3. Product Screenshots – well the screenshots of the user interface are certainly suggestive of part of the solution and they can see some of the functionality with the button labels. But the problem here is that you are trying to convince a business buyer the value of the solution – and that value is not lurking on a screenshot of the user interface – the conceptual point and value of the solution is … well a concept … and you need to do the hard work to visualize that concept. No – Do not do a stock photo image search for that concept. See above point 2.

4. Use clip art and graphic design – PowerPoint comes with graphic design features – clip art, transitions, shapes, drop-shadow or you could hire a graphic designer to lay out the text and clip art with a professional look and feel. The problem is that you are not dealing with the problem at hand – visually trying to explain the point and value of the solution offering. Clip art and graphic design in general  brings it into brand and perhaps makes it look professional but does zero to actually advance the understanding the solution.

5. Leverage Icons – this seems to be a fad now and a lot of WordPress website themes come loaded with stock iconography.

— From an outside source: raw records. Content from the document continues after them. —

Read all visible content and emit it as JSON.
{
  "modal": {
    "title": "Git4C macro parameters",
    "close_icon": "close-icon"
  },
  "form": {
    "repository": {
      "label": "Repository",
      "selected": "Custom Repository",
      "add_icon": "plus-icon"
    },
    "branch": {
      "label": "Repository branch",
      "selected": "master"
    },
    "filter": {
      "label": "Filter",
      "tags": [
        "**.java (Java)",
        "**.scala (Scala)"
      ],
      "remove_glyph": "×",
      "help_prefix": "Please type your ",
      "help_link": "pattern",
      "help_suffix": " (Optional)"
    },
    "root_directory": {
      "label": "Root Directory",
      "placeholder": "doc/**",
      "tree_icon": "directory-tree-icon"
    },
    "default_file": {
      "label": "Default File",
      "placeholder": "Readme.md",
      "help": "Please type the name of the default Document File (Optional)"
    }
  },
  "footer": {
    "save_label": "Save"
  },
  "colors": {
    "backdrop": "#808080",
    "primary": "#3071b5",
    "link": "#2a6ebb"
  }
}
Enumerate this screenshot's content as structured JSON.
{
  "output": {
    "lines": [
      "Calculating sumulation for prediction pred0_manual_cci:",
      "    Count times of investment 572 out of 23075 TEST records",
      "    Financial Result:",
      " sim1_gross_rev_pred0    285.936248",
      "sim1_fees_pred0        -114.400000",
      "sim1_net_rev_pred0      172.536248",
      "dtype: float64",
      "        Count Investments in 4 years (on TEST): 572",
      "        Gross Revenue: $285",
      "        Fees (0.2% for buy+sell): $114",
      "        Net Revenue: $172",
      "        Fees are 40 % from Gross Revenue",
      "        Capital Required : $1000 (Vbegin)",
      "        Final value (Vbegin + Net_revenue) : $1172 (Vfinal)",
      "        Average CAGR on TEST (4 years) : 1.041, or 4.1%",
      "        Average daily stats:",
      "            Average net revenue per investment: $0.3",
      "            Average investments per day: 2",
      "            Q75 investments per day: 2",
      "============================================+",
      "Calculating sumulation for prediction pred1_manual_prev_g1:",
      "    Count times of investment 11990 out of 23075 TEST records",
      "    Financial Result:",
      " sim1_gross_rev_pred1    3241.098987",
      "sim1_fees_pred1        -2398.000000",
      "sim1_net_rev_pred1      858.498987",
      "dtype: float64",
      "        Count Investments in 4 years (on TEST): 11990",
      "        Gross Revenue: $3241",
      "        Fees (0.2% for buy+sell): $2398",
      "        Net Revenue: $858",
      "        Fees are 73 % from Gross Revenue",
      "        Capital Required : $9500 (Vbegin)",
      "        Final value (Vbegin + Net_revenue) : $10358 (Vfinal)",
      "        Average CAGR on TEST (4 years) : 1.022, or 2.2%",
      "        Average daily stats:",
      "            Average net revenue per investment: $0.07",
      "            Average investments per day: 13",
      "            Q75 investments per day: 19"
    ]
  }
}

So in this case, the design breathes a bit more – some white space and some stock icons instead of titles and solution names. But again the end result is to make the content look like it has gone through the process of concept sketching and information design. when in reality is just aping a bit of the look and feel of information design with some stock icons. No substitute for a blank page and concept sketching off of a kickoff ideation session with subject matter experts in the hands of a capable illustrator and information designer (not graphic design)

A Rendered Pencil Sketch Style Visual Solution Explanation

In Conclusion

The irony here is that the majority of time in that typical first encounter I spend with someone who I have not worked with usually yields a response indicating they have a visual content solution in some form in place. But when I look at their website and their B2B content kit – I see all of it (not some of it) has applied one or more of these Five Ways Not to Approach B2B Content. And then by ideating and showing them live samples of custom content we create in their space and loads of loads of diplomacy – the hope is they “get it”.  A casual glance at most of the content on even the Fortune 500 B2B tech and consulting space – our sweet spot – suggests that most still do not “get it.”